Ben Hicks has been placed into the starting job at SMU a year or more ahead of schedule. So how has Hicks done? We looked at Hicks' game against Baylor earlier this year. Let's take a look at his development through four games.
|@North Texas||W 34-21||5||9||145||56%||1||0|
When we look at the five areas of quarterback production that indicate both efficiency and explosiveness. Those areas are completion percentage, yards per attempt, interception rate, sack rate, and yards per play. If you're an efficient quarterback you're going to complete passes at above 60%, (that number or mean keeps rising) your going to be able to have a high yardage to attempt average and yardage per play average. Those last two stats both go directly to how prolific a quarterback is in moving his team downfield, regardless of system. Lastly you won't do two things that kill drives and get you beat i.e. get sacked and throw picks. We got this idea from the guru of college football advanced stats, the venerable Bill Connelly of SB Nation, Football Study Hall, et al. Read him.
We're visual learners so we like to reduce those numbers to radar or area graph and to do so we take all passers with 14 or more attempts per game and then assign a percentile ranking to each in each of the five previously discussed categories. The higher percentile, the more effect the quarterback. As for the area graph we're looking for a wider area across all categories, a large blanket if you will.
Let's compare Ben Hicks' area graph to another young signal caller Shane Beuchele from Texas.
Beuchele is a true freshman, who's started three games for the Longhorns. Beuchele has looked the part early on for the Horns, impressive numbers for a true freshman, let alone one playing against Notre Dame and a good Cal team on the road. Ok, well, Cal isn't a good defensive team but whatever, he did what he was supposed to do to Cal. That's a pretty good area graph for a young player.
Now onto another young player in Hicks. Again, a redshirt freshman who's played North Texas, Bayor, Liberty, and now TCU. That's a decently tough schedule.
Let's look at what stands out...
- Sack rate or rather sack avoidance is something a lot of young players will struggle with and Hicks is no different. Sacks aren't always the quarterbacks fault, but they aren't always pinned on the line's play either.
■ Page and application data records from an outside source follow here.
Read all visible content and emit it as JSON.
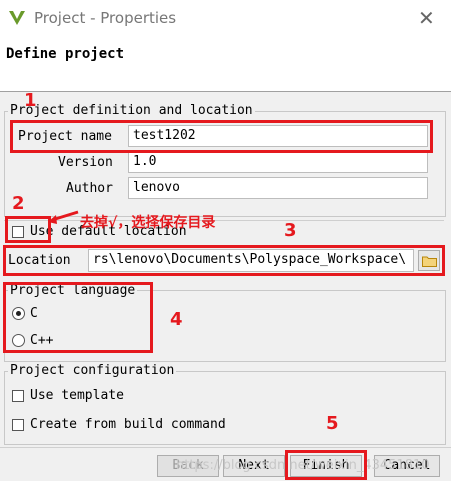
{
  "window": {
    "title": "Project - Properties",
    "close_label": "✕"
  },
  "header": {
    "title": "Define project"
  },
  "definition": {
    "legend": "Project definition and location",
    "project_name_label": "Project name",
    "project_name_value": "test1202",
    "version_label": "Version",
    "version_value": "1.0",
    "author_label": "Author",
    "author_value": "lenovo",
    "use_default_location_label": "Use default location",
    "use_default_location_checked": false,
    "location_label": "Location",
    "location_value": "rs\\lenovo\\Documents\\Polyspace_Workspace\\"
  },
  "language": {
    "legend": "Project language",
    "options": [
      {
        "label": "C",
        "selected": true
      },
      {
        "label": "C++",
        "selected": false
      }
    ]
  },
  "configuration": {
    "legend": "Project configuration",
    "use_template_label": "Use template",
    "create_from_build_label": "Create from build command"
  },
  "buttons": {
    "back": "Back",
    "next": "Next",
    "finish": "Finish",
    "cancel": "Cancel"
  },
  "annotations": {
    "n1": "1",
    "n2": "2",
    "n3": "3",
    "n4": "4",
    "n5": "5",
    "note": "去掉√，选择保存目录",
    "color": "#e5191e"
  },
  "watermark": "https://blog.csdn.net/weixin_43451810"
}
Hicks will need to avoid those negative plays at a better rate. He'll need to develop an internal clock, one that's a tick or two faster than he's accustomed to as the game speeds up.
- Completion percentage is an issue, Hicks is hitting right at 50%. If you take away Hicks' 39% completion game against Baylor, he's actually at a fairly respectable 57%. We don't like taking away stats, but his first start might be an outlier in particular given Baylor's defensive abilities. Matt Davis struggled with completion percentage as well.
- SMU has closed the gap talent-wise at the skill positions. Courtland Sutton is player who can crack the lineup for a lot of Power 5 schools and Proche has been a real find as well. If SMU can find a quarterback who can get the ball to the play makers at a higher rate, they'll instantly be more competitive.
- Spread teams struggle near the redzone as the field shrinks and space becomes limited. Execution and accuracy are key for getting seven points rather than three. With Hicks at quarterback, SMU has struggled to score touchdowns in the redzone. This is the area where they miss Matt Davis the most.
- Sacks and interceptions are game killers and Hicks struggles with both. 5% of his throws end in an interception, that's in the 9th percentile of qualified quarterbacks.
Hicks wasn't expected to start this season but with the injury to Matt Davis, he's been thrown into some tough spots. Baylor on the road and Gary Patterson are never easy situations to deal with. We'll see how Hicks improves as AAC play kicks up.